Highbury at night viewed from the, now lost, grand entrance driveway that ran parallel to Yew Tree Road.


Highbury appears to have had its own mini power station, because there was no mains electricity available at the time in the city, and this appears to have been located over the road in the stable block.

There would have been a gas engine; this is like a cross between a steam engine and an internal combustion engine, with the fuel for the engine being town gas. The engine would have driven a flywheel with a leather belt running on it that drove a wheel on a shaft in the eaves of the stables above the engine. This shaft then carried on through a wall into another room, where another wheel was located and a leather belt from this wheel drove a dynamo below it. The dynamo would have produced direct current (DC) voltage that would have flowed to Highbury through wires, either above ground on poles or buried underground. There may well have been batteries that were charged by the dynamo when operating, these batteries could have powered the lights at Highbury when the gas engine was not operating in the early hours of the morning when little or no lighting was required in the house.

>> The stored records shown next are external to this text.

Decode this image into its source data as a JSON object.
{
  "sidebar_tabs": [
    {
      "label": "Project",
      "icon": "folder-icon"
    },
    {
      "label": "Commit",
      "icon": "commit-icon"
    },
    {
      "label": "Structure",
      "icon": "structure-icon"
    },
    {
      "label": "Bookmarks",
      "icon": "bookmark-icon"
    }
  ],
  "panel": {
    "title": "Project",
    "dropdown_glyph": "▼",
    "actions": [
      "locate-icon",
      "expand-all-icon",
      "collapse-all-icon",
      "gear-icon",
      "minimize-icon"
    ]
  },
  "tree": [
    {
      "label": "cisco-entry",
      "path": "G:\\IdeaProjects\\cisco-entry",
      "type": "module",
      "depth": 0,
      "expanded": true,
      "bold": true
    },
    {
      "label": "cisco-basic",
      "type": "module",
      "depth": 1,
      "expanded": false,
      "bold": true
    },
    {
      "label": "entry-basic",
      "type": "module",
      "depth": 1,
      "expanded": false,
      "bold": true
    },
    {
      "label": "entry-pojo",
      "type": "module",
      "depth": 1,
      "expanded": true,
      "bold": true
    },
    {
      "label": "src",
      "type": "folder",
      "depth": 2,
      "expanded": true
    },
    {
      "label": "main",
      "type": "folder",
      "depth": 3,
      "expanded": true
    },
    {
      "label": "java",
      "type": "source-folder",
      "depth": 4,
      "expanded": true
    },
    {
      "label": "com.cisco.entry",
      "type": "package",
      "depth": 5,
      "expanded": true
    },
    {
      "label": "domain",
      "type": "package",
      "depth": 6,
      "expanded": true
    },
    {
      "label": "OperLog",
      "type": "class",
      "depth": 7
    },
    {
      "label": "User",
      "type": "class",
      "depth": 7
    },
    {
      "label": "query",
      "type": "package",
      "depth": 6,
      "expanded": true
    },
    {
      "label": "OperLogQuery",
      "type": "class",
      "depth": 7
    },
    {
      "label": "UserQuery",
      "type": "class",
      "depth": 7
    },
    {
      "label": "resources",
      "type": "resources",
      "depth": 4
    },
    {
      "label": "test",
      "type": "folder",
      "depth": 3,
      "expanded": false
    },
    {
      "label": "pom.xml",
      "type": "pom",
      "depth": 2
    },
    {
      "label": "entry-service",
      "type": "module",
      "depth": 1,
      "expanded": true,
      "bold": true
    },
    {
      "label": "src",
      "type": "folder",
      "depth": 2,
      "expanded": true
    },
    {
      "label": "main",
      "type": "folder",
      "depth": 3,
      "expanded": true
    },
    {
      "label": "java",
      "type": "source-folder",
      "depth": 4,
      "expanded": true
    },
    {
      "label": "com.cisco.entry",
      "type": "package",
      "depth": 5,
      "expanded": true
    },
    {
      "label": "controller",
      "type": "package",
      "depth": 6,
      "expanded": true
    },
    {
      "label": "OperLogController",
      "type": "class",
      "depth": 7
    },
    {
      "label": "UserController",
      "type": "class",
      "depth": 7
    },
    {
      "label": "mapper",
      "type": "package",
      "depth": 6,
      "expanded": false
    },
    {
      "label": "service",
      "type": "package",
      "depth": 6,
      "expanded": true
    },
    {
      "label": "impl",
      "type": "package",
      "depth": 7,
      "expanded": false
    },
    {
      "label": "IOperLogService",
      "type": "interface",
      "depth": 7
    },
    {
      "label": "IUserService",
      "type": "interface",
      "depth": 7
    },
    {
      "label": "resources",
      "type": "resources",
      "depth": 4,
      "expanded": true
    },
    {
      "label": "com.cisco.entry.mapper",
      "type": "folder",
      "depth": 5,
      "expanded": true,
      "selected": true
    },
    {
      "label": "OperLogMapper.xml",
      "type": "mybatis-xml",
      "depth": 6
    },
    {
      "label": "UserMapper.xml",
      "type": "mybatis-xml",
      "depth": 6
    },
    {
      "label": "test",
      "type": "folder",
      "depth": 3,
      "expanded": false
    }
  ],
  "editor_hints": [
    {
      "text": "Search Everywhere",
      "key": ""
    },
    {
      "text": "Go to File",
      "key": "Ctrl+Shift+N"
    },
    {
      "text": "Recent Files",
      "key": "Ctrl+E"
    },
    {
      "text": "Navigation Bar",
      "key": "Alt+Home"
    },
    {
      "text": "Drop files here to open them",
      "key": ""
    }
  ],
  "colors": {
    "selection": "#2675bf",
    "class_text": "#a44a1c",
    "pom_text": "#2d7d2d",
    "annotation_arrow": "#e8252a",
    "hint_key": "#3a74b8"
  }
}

gas engine

A gas engine from the late Victorian period, this type of engine could well have been used in the Highbury stable block.


drive shaft at Highbury

Surviving drive shaft and wheel in the eaves of the stable block at Highbury, picture taken in 1998.


Could the view of Highbury, built in a Venetian Gothic style, lit at night by electric lights have inspired a young J R R Tolkien, who lived in Westfield Road in 1901, in part of his later vision of Middle-earth?


a line (small in size)


© KHHS 2015